→ What is expected
Please repeat every record exactly, leaving out any pictures.
======== Data in this exercise ========
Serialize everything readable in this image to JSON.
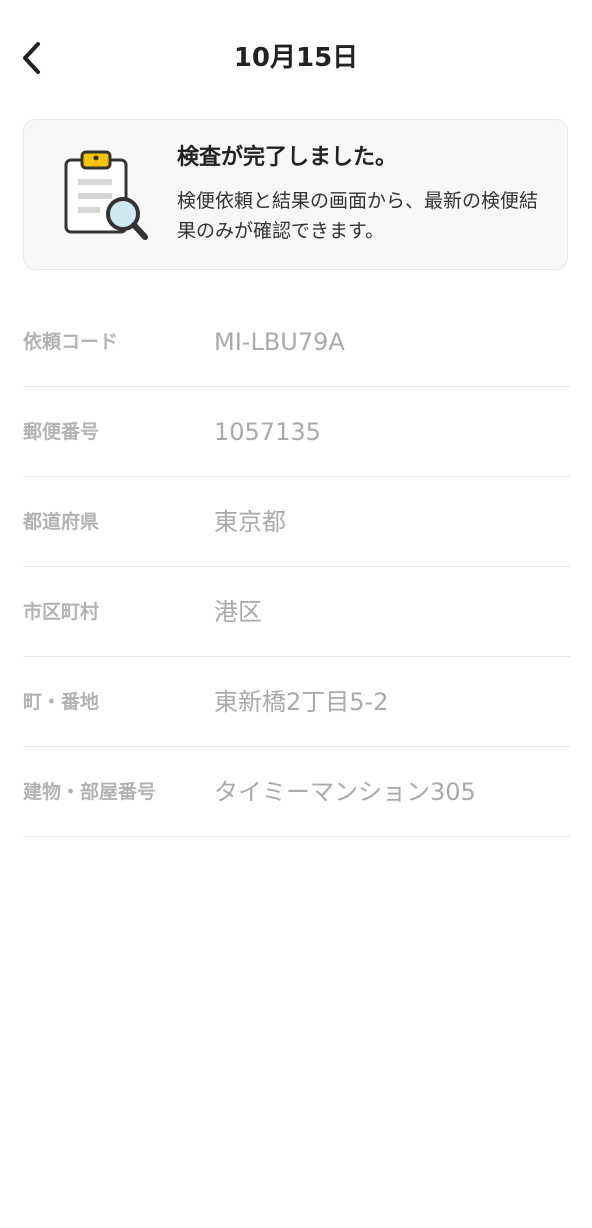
{
  "header": {
    "title": "10月15日",
    "back_icon": "chevron-left-icon"
  },
  "notice": {
    "icon": "clipboard-search-icon",
    "title": "検査が完了しました。",
    "body": "検便依頼と結果の画面から、最新の検便結果のみが確認できます。"
  },
  "fields": [
    {
      "label": "依頼コード",
      "value": "MI-LBU79A"
    },
    {
      "label": "郵便番号",
      "value": "1057135"
    },
    {
      "label": "都道府県",
      "value": "東京都"
    },
    {
      "label": "市区町村",
      "value": "港区"
    },
    {
      "label": "町・番地",
      "value": "東新橋2丁目5-2"
    },
    {
      "label": "建物・部屋番号",
      "value": "タイミーマンション305"
    }
  ],
  "colors": {
    "accent_yellow": "#f5c400",
    "magnifier_fill": "#cfe8f2",
    "label_gray": "#b3b3b3",
    "value_gray": "#aaaaaa"
  }
}
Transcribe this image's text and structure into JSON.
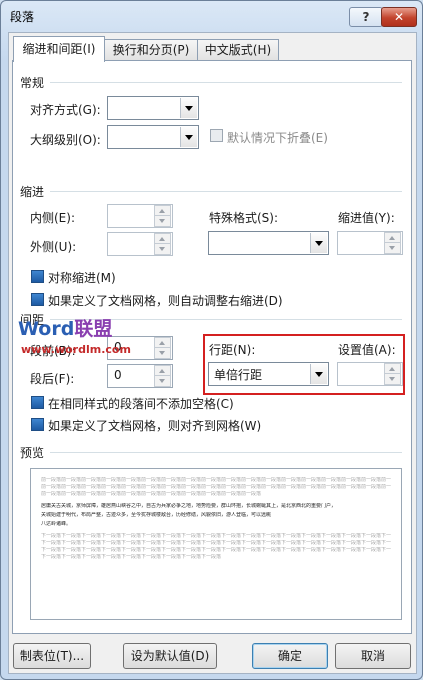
{
  "window": {
    "title": "段落",
    "help": "?",
    "close": "✕"
  },
  "tabs": [
    {
      "label": "缩进和间距(I)"
    },
    {
      "label": "换行和分页(P)"
    },
    {
      "label": "中文版式(H)"
    }
  ],
  "general": {
    "section": "常规",
    "align_label": "对齐方式(G):",
    "align_value": "",
    "outline_label": "大纲级别(O):",
    "outline_value": "",
    "collapse_label": "默认情况下折叠(E)"
  },
  "indent": {
    "section": "缩进",
    "inside_label": "内侧(E):",
    "inside_value": "",
    "outside_label": "外侧(U):",
    "outside_value": "",
    "special_label": "特殊格式(S):",
    "special_value": "",
    "by_label": "缩进值(Y):",
    "by_value": "",
    "mirror_label": "对称缩进(M)",
    "grid_label": "如果定义了文档网格，则自动调整右缩进(D)"
  },
  "spacing": {
    "section": "间距",
    "before_label": "段前(B):",
    "before_value": "0",
    "after_label": "段后(F):",
    "after_value": "0",
    "line_label": "行距(N):",
    "line_value": "单倍行距",
    "at_label": "设置值(A):",
    "at_value": "",
    "no_space_label": "在相同样式的段落间不添加空格(C)",
    "snap_label": "如果定义了文档网格，则对齐到网格(W)"
  },
  "preview": {
    "section": "预览",
    "prev_text": "前一段落前一段落前一段落前一段落前一段落前一段落前一段落前一段落前一段落前一段落前一段落前一段落前一段落前一段落前一段落前一段落前一段落前一段落前一段落",
    "body_text_1": "居庸关古关城，京师屏障，雄居燕山峡谷之中，自古为兵家必争之地，地势险要，群山环抱，长城蜿蜒其上，是北京西北的重要门户，",
    "body_text_2": "关城始建于明代，布局严整，古迹众多，至今犹存城楼敌台，历经修缮，风貌依旧，游人登临，可以远眺",
    "body_text_3": "八达岭诸峰。",
    "next_text": "下一段落下一段落下一段落下一段落下一段落下一段落下一段落下一段落下一段落下一段落下一段落下一段落下一段落下一段落下一段落下一段落下一段落下一段落下一段落下一段落下一段落下一段落"
  },
  "watermark": {
    "brand_a": "Word",
    "brand_b": "联盟",
    "url": "www.wordlm.com"
  },
  "buttons": {
    "tabs": "制表位(T)...",
    "set_default": "设为默认值(D)",
    "ok": "确定",
    "cancel": "取消"
  },
  "colors": {
    "highlight_border": "#d42020",
    "checkbox_checked": "#2a6bbb",
    "watermark_blue": "#2b5fb3",
    "watermark_purple": "#8a3fb0"
  }
}
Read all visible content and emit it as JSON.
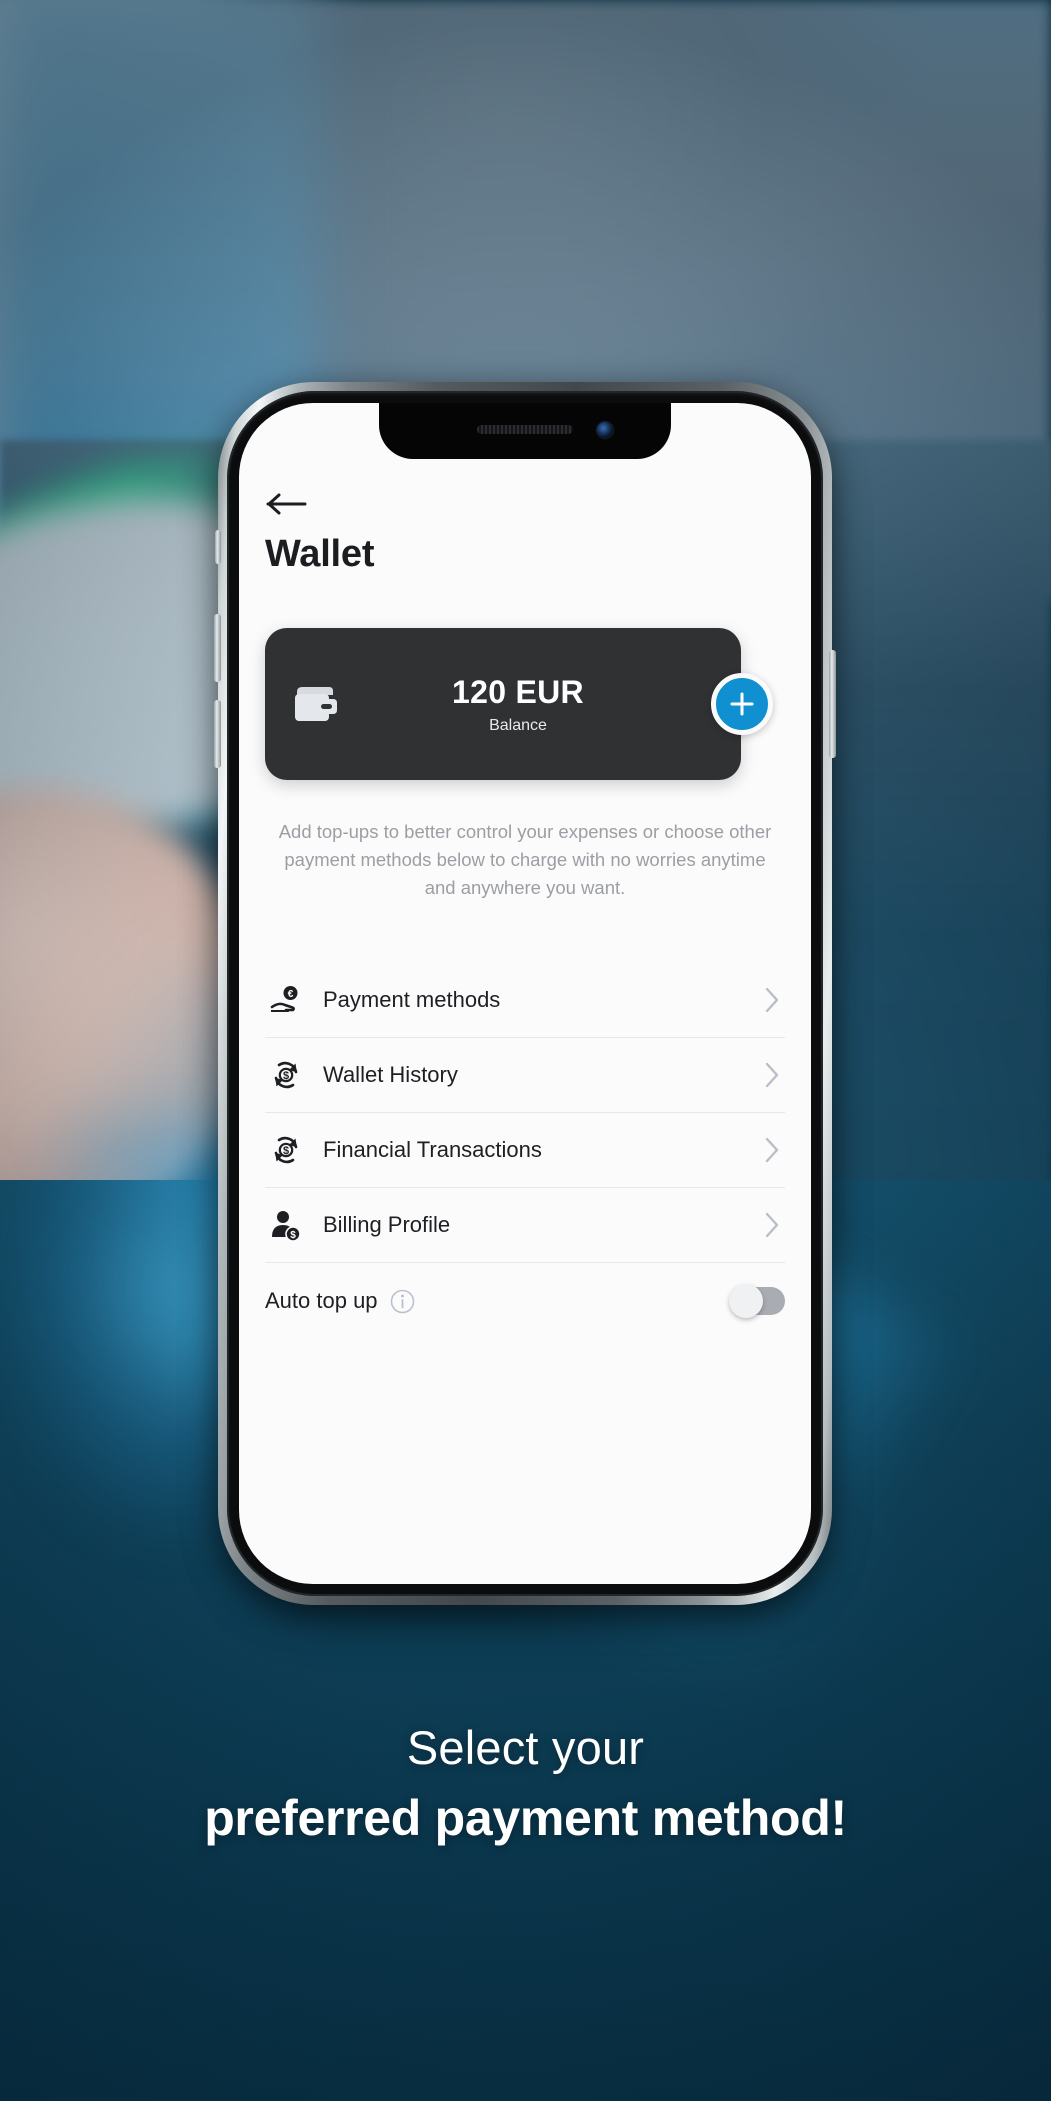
{
  "screen": {
    "back_icon": "arrow-left-icon",
    "title": "Wallet"
  },
  "balance_card": {
    "wallet_icon": "wallet-icon",
    "amount": "120 EUR",
    "label": "Balance",
    "add_button_icon": "plus-icon",
    "accent_color": "#1090d0",
    "card_color": "#2f3133"
  },
  "description": "Add top-ups to better control your expenses or choose other payment methods below to charge with no worries anytime and anywhere you want.",
  "menu": {
    "items": [
      {
        "label": "Payment methods",
        "icon": "hand-euro-coin-icon",
        "chevron": "chevron-right-icon"
      },
      {
        "label": "Wallet History",
        "icon": "refresh-dollar-icon",
        "chevron": "chevron-right-icon"
      },
      {
        "label": "Financial Transactions",
        "icon": "refresh-dollar-icon",
        "chevron": "chevron-right-icon"
      },
      {
        "label": "Billing Profile",
        "icon": "person-dollar-icon",
        "chevron": "chevron-right-icon"
      }
    ]
  },
  "auto_top_up": {
    "label": "Auto top up",
    "info_icon": "info-icon",
    "toggle_state": "off"
  },
  "caption": {
    "line1": "Select your",
    "line2": "preferred payment method!"
  }
}
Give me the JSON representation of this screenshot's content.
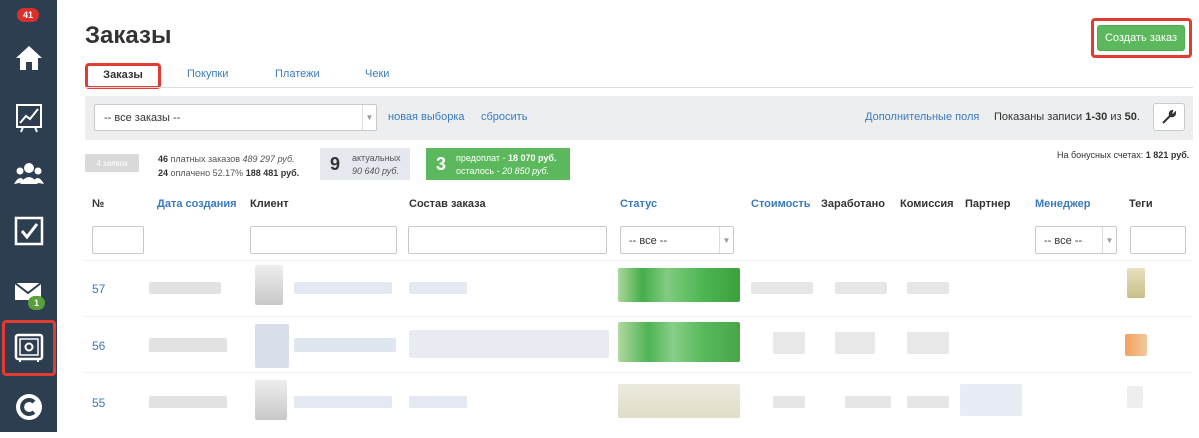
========
→ Expected answer
Serialize everything readable in this image to JSON.
{
  "header": {
    "title": "10月15日",
    "back_icon": "chevron-left-icon"
  },
  "notice": {
    "icon": "clipboard-search-icon",
    "title": "検査が完了しました。",
    "body": "検便依頼と結果の画面から、最新の検便結果のみが確認できます。"
  },
  "fields": [
    {
      "label": "依頼コード",
      "value": "MI-LBU79A"
    },
    {
      "label": "郵便番号",
      "value": "1057135"
    },
    {
      "label": "都道府県",
      "value": "東京都"
    },
    {
      "label": "市区町村",
      "value": "港区"
    },
    {
      "label": "町・番地",
      "value": "東新橋2丁目5-2"
    },
    {
      "label": "建物・部屋番号",
      "value": "タイミーマンション305"
    }
  ],
  "colors": {
    "accent_yellow": "#f5c400",
    "magnifier_fill": "#cfe8f2",
    "label_gray": "#b3b3b3",
    "value_gray": "#aaaaaa"
  }
}
Transcribe this image's text and structure into JSON.
{
  "window": {
    "title": "段落",
    "help": "?",
    "close": "✕"
  },
  "tabs": [
    {
      "label": "缩进和间距(I)"
    },
    {
      "label": "换行和分页(P)"
    },
    {
      "label": "中文版式(H)"
    }
  ],
  "general": {
    "section": "常规",
    "align_label": "对齐方式(G):",
    "align_value": "",
    "outline_label": "大纲级别(O):",
    "outline_value": "",
    "collapse_label": "默认情况下折叠(E)"
  },
  "indent": {
    "section": "缩进",
    "inside_label": "内侧(E):",
    "inside_value": "",
    "outside_label": "外侧(U):",
    "outside_value": "",
    "special_label": "特殊格式(S):",
    "special_value": "",
    "by_label": "缩进值(Y):",
    "by_value": "",
    "mirror_label": "对称缩进(M)",
    "grid_label": "如果定义了文档网格，则自动调整右缩进(D)"
  },
  "spacing": {
    "section": "间距",
    "before_label": "段前(B):",
    "before_value": "0",
    "after_label": "段后(F):",
    "after_value": "0",
    "line_label": "行距(N):",
    "line_value": "单倍行距",
    "at_label": "设置值(A):",
    "at_value": "",
    "no_space_label": "在相同样式的段落间不添加空格(C)",
    "snap_label": "如果定义了文档网格，则对齐到网格(W)"
  },
  "preview": {
    "section": "预览",
    "prev_text": "前一段落前一段落前一段落前一段落前一段落前一段落前一段落前一段落前一段落前一段落前一段落前一段落前一段落前一段落前一段落前一段落前一段落前一段落前一段落",
    "body_text_1": "居庸关古关城，京师屏障，雄居燕山峡谷之中，自古为兵家必争之地，地势险要，群山环抱，长城蜿蜒其上，是北京西北的重要门户，",
    "body_text_2": "关城始建于明代，布局严整，古迹众多，至今犹存城楼敌台，历经修缮，风貌依旧，游人登临，可以远眺",
    "body_text_3": "八达岭诸峰。",
    "next_text": "下一段落下一段落下一段落下一段落下一段落下一段落下一段落下一段落下一段落下一段落下一段落下一段落下一段落下一段落下一段落下一段落下一段落下一段落下一段落下一段落下一段落下一段落"
  },
  "watermark": {
    "brand_a": "Word",
    "brand_b": "联盟",
    "url": "www.wordlm.com"
  },
  "buttons": {
    "tabs": "制表位(T)...",
    "set_default": "设为默认值(D)",
    "ok": "确定",
    "cancel": "取消"
  },
  "colors": {
    "highlight_border": "#d42020",
    "checkbox_checked": "#2a6bbb",
    "watermark_blue": "#2b5fb3",
    "watermark_purple": "#8a3fb0"
  }
}
Read all visible content and emit it as JSON.
{
  "screen": {
    "back_icon": "arrow-left-icon",
    "title": "Wallet"
  },
  "balance_card": {
    "wallet_icon": "wallet-icon",
    "amount": "120 EUR",
    "label": "Balance",
    "add_button_icon": "plus-icon",
    "accent_color": "#1090d0",
    "card_color": "#2f3133"
  },
  "description": "Add top-ups to better control your expenses or choose other payment methods below to charge with no worries anytime and anywhere you want.",
  "menu": {
    "items": [
      {
        "label": "Payment methods",
        "icon": "hand-euro-coin-icon",
        "chevron": "chevron-right-icon"
      },
      {
        "label": "Wallet History",
        "icon": "refresh-dollar-icon",
        "chevron": "chevron-right-icon"
      },
      {
        "label": "Financial Transactions",
        "icon": "refresh-dollar-icon",
        "chevron": "chevron-right-icon"
      },
      {
        "label": "Billing Profile",
        "icon": "person-dollar-icon",
        "chevron": "chevron-right-icon"
      }
    ]
  },
  "auto_top_up": {
    "label": "Auto top up",
    "info_icon": "info-icon",
    "toggle_state": "off"
  },
  "caption": {
    "line1": "Select your",
    "line2": "preferred payment method!"
  }
}
Give me the JSON representation of this screenshot's content.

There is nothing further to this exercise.